• WHAT TO DO
Repeat the entries below exactly, missing none.

• DATA PROVIDED
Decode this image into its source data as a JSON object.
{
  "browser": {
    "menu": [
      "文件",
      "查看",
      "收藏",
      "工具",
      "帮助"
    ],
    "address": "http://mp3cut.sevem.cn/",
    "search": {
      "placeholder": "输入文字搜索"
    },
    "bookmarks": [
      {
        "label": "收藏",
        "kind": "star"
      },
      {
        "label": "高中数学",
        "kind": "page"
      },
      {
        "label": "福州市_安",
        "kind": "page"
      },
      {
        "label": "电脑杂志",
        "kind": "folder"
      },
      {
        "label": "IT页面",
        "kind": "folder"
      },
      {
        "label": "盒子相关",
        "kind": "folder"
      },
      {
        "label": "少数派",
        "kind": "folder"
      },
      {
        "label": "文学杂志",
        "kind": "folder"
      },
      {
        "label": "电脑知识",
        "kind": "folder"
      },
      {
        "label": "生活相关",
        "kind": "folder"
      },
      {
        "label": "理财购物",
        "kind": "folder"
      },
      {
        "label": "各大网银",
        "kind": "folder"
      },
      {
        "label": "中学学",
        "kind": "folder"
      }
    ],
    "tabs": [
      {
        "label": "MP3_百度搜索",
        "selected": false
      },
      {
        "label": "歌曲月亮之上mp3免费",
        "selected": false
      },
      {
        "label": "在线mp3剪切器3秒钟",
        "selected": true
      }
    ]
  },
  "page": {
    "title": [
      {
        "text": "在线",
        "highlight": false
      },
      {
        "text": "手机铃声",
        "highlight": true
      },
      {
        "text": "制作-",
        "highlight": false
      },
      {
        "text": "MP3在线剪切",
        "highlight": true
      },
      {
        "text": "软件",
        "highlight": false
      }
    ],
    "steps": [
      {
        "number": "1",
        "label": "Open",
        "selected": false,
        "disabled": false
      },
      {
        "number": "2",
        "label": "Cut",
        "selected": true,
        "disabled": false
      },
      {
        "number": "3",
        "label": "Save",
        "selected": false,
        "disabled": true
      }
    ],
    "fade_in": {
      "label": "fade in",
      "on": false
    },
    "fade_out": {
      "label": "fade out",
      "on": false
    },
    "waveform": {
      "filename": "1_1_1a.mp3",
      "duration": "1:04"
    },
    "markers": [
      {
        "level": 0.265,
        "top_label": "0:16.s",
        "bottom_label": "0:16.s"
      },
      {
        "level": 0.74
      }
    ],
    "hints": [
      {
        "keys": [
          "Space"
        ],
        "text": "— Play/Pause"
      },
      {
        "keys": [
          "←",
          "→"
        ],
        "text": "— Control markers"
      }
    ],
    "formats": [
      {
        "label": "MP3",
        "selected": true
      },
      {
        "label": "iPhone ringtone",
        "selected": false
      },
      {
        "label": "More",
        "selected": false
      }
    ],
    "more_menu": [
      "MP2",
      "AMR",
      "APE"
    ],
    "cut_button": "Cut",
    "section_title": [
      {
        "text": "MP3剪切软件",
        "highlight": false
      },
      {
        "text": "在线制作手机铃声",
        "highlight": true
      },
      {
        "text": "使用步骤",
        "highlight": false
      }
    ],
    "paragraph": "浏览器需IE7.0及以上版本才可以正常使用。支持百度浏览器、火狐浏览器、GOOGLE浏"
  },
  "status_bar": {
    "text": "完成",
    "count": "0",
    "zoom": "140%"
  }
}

• ANSWER SECTION
Decode this image into its source data as a JSON object.
{
  "browser": {
    "menu": [
      "文件",
      "查看",
      "收藏",
      "工具",
      "帮助"
    ],
    "address": "http://mp3cut.sevem.cn/",
    "search": {
      "placeholder": "输入文字搜索"
    },
    "bookmarks": [
      {
        "label": "收藏",
        "kind": "star"
      },
      {
        "label": "高中数学",
        "kind": "page"
      },
      {
        "label": "福州市_安",
        "kind": "page"
      },
      {
        "label": "电脑杂志",
        "kind": "folder"
      },
      {
        "label": "IT页面",
        "kind": "folder"
      },
      {
        "label": "盒子相关",
        "kind": "folder"
      },
      {
        "label": "少数派",
        "kind": "folder"
      },
      {
        "label": "文学杂志",
        "kind": "folder"
      },
      {
        "label": "电脑知识",
        "kind": "folder"
      },
      {
        "label": "生活相关",
        "kind": "folder"
      },
      {
        "label": "理财购物",
        "kind": "folder"
      },
      {
        "label": "各大网银",
        "kind": "folder"
      },
      {
        "label": "中学学",
        "kind": "folder"
      }
    ],
    "tabs": [
      {
        "label": "MP3_百度搜索",
        "selected": false
      },
      {
        "label": "歌曲月亮之上mp3免费",
        "selected": false
      },
      {
        "label": "在线mp3剪切器3秒钟",
        "selected": true
      }
    ]
  },
  "page": {
    "title": [
      {
        "text": "在线",
        "highlight": false
      },
      {
        "text": "手机铃声",
        "highlight": true
      },
      {
        "text": "制作-",
        "highlight": false
      },
      {
        "text": "MP3在线剪切",
        "highlight": true
      },
      {
        "text": "软件",
        "highlight": false
      }
    ],
    "steps": [
      {
        "number": "1",
        "label": "Open",
        "selected": false,
        "disabled": false
      },
      {
        "number": "2",
        "label": "Cut",
        "selected": true,
        "disabled": false
      },
      {
        "number": "3",
        "label": "Save",
        "selected": false,
        "disabled": true
      }
    ],
    "fade_in": {
      "label": "fade in",
      "on": false
    },
    "fade_out": {
      "label": "fade out",
      "on": false
    },
    "waveform": {
      "filename": "1_1_1a.mp3",
      "duration": "1:04"
    },
    "markers": [
      {
        "level": 0.265,
        "top_label": "0:16.s",
        "bottom_label": "0:16.s"
      },
      {
        "level": 0.74
      }
    ],
    "hints": [
      {
        "keys": [
          "Space"
        ],
        "text": "— Play/Pause"
      },
      {
        "keys": [
          "←",
          "→"
        ],
        "text": "— Control markers"
      }
    ],
    "formats": [
      {
        "label": "MP3",
        "selected": true
      },
      {
        "label": "iPhone ringtone",
        "selected": false
      },
      {
        "label": "More",
        "selected": false
      }
    ],
    "more_menu": [
      "MP2",
      "AMR",
      "APE"
    ],
    "cut_button": "Cut",
    "section_title": [
      {
        "text": "MP3剪切软件",
        "highlight": false
      },
      {
        "text": "在线制作手机铃声",
        "highlight": true
      },
      {
        "text": "使用步骤",
        "highlight": false
      }
    ],
    "paragraph": "浏览器需IE7.0及以上版本才可以正常使用。支持百度浏览器、火狐浏览器、GOOGLE浏"
  },
  "status_bar": {
    "text": "完成",
    "count": "0",
    "zoom": "140%"
  }
}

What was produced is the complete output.